» May 24, 1928: In the first game of a doubleheader in Philadelphia, a major-league record 13 future Hall of Famers take the field as the first-place Yankees take on the 2nd-place A's. This number does not include non-playing Hall of Famers Herb Pennock and Stan Coveleski, managers Miller Huggins and Connie Mack, nor umpires Tom Connally and Bill McGowan. [HOFs: Earle Combs, Leo Durocher, Babe Ruth, Lou Gehrig, Tony Lazzeri, and Waite Hoyt for New York; Ty Cobb, Tris Speaker, Mickey Cochrane, Al Simmons, Eddie Collins, Lefty Grove, and Jimmie Foxx for the A's.] Led by Lazzeri's three hits and six RBIs, the Yanks edge the A's, 9–7, handing the defeat to Lefty Grove. The A's win the nitecap, 5–2, behind rookie Ossie Orwell.
» September 25, 1929:
Three days after turning the team over to coach Art Fletcher, Yankee manager Miller Huggins dies from blood poisoning at New York's St. Vincent Hospital. He was 49. On the day of his funeral in Cincinnati, the AL will cancel all games.

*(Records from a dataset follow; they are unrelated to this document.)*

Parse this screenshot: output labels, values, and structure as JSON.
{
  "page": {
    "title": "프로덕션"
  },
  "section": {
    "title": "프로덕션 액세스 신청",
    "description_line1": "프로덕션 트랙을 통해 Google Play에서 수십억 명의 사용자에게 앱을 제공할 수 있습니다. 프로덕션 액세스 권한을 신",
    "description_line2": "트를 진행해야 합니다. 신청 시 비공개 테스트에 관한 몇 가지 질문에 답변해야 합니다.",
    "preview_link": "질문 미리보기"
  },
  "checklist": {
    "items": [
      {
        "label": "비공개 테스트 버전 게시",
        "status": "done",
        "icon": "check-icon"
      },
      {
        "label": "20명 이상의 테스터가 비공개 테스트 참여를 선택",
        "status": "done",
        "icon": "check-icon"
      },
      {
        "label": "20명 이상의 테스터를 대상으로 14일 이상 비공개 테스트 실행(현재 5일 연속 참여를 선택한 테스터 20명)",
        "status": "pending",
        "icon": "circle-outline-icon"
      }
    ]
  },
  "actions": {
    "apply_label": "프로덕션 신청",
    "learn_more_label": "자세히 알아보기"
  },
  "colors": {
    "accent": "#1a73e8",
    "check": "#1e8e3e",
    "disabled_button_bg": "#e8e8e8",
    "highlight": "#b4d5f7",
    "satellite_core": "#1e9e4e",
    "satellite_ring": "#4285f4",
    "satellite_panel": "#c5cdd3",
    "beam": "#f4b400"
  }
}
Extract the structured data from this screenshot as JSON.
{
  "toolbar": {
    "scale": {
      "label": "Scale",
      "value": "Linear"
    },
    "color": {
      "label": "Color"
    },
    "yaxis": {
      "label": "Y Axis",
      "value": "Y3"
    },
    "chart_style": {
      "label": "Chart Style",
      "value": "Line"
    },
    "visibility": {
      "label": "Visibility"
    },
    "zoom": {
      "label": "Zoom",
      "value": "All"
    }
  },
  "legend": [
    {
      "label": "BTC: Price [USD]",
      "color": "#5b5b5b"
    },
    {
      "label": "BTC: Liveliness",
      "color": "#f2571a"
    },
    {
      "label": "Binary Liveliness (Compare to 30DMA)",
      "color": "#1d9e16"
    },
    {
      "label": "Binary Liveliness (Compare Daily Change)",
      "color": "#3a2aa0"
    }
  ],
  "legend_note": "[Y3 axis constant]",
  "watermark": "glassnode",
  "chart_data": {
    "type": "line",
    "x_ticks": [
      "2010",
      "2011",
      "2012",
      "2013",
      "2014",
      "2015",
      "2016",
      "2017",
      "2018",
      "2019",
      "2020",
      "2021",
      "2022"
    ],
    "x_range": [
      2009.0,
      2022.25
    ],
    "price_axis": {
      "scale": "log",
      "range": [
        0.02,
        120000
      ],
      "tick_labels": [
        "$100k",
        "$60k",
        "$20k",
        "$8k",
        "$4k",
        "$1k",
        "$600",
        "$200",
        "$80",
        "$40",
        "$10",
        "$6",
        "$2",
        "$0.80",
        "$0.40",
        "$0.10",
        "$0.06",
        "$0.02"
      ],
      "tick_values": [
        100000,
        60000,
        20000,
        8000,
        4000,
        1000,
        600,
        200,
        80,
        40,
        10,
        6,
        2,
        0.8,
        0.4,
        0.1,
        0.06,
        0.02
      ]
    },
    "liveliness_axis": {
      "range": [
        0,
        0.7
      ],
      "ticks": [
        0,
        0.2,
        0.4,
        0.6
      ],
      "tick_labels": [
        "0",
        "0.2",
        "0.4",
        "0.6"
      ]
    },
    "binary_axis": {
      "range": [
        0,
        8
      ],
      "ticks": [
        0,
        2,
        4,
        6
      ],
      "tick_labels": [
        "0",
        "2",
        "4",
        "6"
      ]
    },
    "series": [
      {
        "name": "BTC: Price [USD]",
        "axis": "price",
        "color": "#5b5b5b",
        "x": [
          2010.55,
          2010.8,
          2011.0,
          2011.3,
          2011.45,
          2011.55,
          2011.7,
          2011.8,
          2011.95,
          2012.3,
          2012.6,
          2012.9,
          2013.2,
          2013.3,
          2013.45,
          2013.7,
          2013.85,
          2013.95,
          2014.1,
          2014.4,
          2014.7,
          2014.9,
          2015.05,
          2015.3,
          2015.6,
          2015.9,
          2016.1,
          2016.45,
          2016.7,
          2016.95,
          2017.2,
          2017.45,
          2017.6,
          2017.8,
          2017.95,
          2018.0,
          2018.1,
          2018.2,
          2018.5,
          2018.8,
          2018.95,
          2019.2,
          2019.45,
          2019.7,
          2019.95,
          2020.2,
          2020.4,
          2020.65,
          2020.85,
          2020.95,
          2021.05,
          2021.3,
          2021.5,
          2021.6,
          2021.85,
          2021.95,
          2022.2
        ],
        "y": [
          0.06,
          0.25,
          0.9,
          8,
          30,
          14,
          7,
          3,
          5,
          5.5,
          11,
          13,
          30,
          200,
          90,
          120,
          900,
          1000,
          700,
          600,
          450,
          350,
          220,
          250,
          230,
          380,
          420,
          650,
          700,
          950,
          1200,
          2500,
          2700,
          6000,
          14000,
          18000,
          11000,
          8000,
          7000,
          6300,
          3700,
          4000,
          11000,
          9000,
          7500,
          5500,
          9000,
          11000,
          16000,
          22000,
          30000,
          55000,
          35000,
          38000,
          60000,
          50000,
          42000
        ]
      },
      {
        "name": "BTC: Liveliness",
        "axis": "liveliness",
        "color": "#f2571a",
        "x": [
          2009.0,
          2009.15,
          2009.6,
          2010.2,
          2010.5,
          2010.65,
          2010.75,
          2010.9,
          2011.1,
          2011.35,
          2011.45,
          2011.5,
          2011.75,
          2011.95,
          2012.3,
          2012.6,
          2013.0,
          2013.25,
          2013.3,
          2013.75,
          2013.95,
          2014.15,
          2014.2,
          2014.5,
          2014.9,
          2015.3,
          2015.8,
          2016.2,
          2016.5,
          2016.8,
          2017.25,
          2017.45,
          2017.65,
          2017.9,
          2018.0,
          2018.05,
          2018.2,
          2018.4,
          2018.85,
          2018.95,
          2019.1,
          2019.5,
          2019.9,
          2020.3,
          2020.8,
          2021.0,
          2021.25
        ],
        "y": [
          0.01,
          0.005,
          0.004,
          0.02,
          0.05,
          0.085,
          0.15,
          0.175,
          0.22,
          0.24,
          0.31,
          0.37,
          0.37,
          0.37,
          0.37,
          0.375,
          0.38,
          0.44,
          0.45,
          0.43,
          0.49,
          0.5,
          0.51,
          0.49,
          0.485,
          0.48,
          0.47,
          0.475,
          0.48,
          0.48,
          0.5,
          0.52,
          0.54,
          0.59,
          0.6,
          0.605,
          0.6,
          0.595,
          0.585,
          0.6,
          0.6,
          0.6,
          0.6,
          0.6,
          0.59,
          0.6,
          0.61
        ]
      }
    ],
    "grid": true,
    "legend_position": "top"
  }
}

» May 30, 1932: A plaque in memory of Miller Huggins, former Yankee manager, is dedicated at Yankee Stadium, the first of an array of monuments erected in the ballpark. The Yanks then sweep the Red Sox, 7–5 and 13–3 to increase their lead to five games over Washington.
» November 15, 1945: The rules are revised for election of modern players
to the Hall of Fame. A runoff election is formulated
as a way to qualify more players for selection, but
it fails to meet its objective as no one reaches the
75 percent requirement in the runoff. Frank Chance,
Johnny Evers, Miller Huggins, and Ed Walsh come closest.
» February 2, 1964: The Hall of Fame Special Veterans Committee tabs Red Faber, Burleigh Grimes, Tim Keefe, Heinie Manush, John Montgomery Ward, and Miller Huggins for induction, the biggest veterans class ever. Keefe and Ward were teammates and brothers-in-law, with Ward married to the famous actress Helen Dauvrey and Keefe married to her sister Clara Gibson.
» August 25, 1996:
The Yankees dedicate their 1st new monument in 47 years, to Mickey Mantle, in Monument Park in center field at Yankee Stadium. Miller Huggins, Babe Ruth, and Lou Gehrig are also honored with monuments, while 15 men are honored on plaques.